(out of 5)
After four excruciating years and a series of lawsuits that tied up the production rights to present our favourite martini-slinging, girl-banging, quip-throwing British spy, Agent James Bond 007 is back on the big screen with a new face and retro style, and together they’re a thing of beauty. The producers have taken a step back into vintage Bond-monde, setting the story at the beginning of the emotionally unavailable hero’s career and giving us explanations as to where many of his trademarks originated. M (Judi Dench, at her sexiest) assigns Bond (Daniel Craig) to look into the shady dealings of Le Chiffre (Danish actor Mads Mikkelsen), who is planning to win millions at a poker game in Montenegro in order to fund a worldwide terrorist cell. Bond is paired up with the lovely Vesper Lynd (Eva Green) in the hopes of preventing Le Chiffre’s win and getting to the very heart of the band of bombers who are causing so much trouble around the world. A long, drawn-out card game and a romantic interlude chop up the pace here and there, but thanks to deeper characterizations than have been seen in a Bond movie for a very long time, these elements make the superb action scenes (which really do take your breath away) feel like they belong in the middle of an intelligent blockbuster.

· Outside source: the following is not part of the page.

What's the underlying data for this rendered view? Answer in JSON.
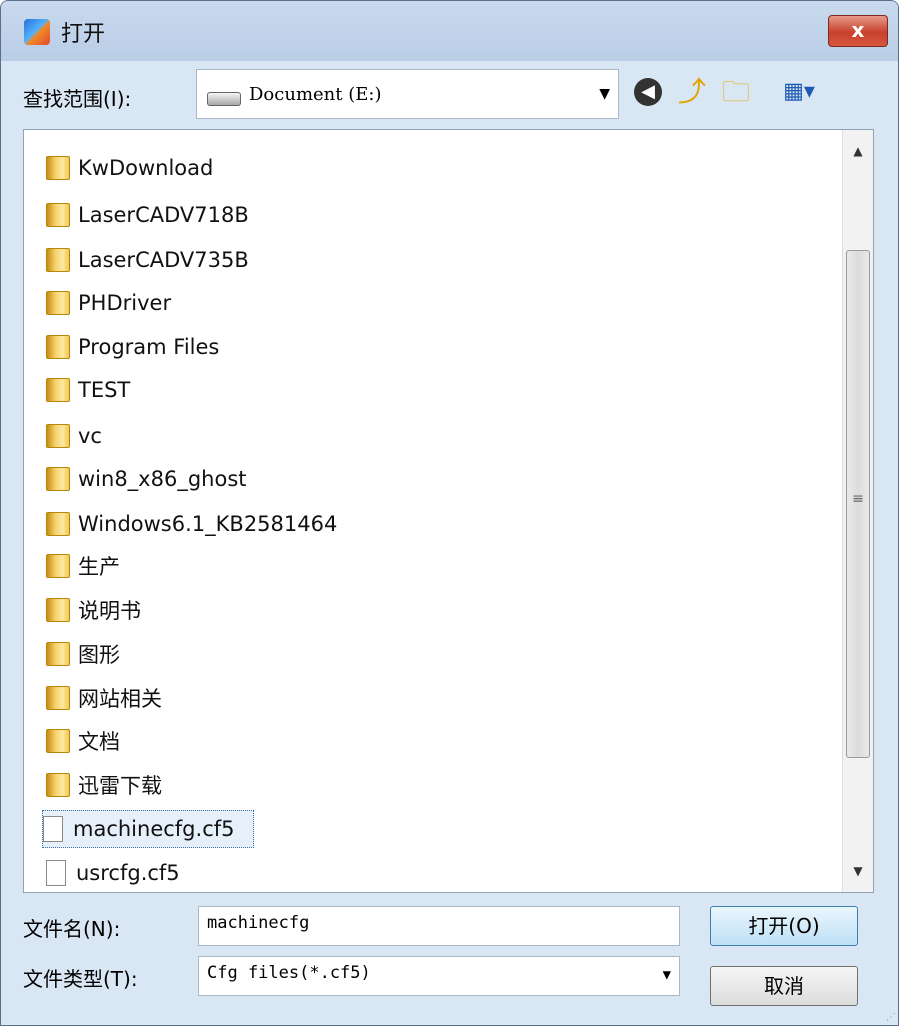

Craig is a magnificent Bond, physically adept at all the insane stunts he pulls and fully believable as the dapper, sophisticated smooth talker who can save the world and tear off a pair of panties with his teeth while wearing a smirk the whole time. He’s also a ripe bit of crumpet, an opinion that director Martin Campbell seems to agree with considering he barely glosses over the bikini-clad girls before giving Craig’s good looks a thorough working over time and time again; this is the first Bond movie made with the male rainbow contingent in mind (paging Dr. Holly Goodhead!) Speaking of Bond girls, we’re finally back to the international female seductresses that we’ve loved for decades: one’s a beauty pageant winner who can’t speak English (Bond girl trademark #1) and the other is a goddess barely out of her twenties who looks like a fully mature woman (trademark #2, see all the pre-Denise Richards Bond girls to understand what I mean). It’s armed and dangerous with a licence to kill, it’s got pussy galore and it will leave you shaken and stirred; it’s a goldeneyed night at the movies with thunderballs, I tell you.
Directed by Martin Campbell
Cinematography by Phil Meheux
Music by David Arnold
Production Design by Peter Lamont
Costume Design by Lindy Hemming
Film Editing by Stuart Baird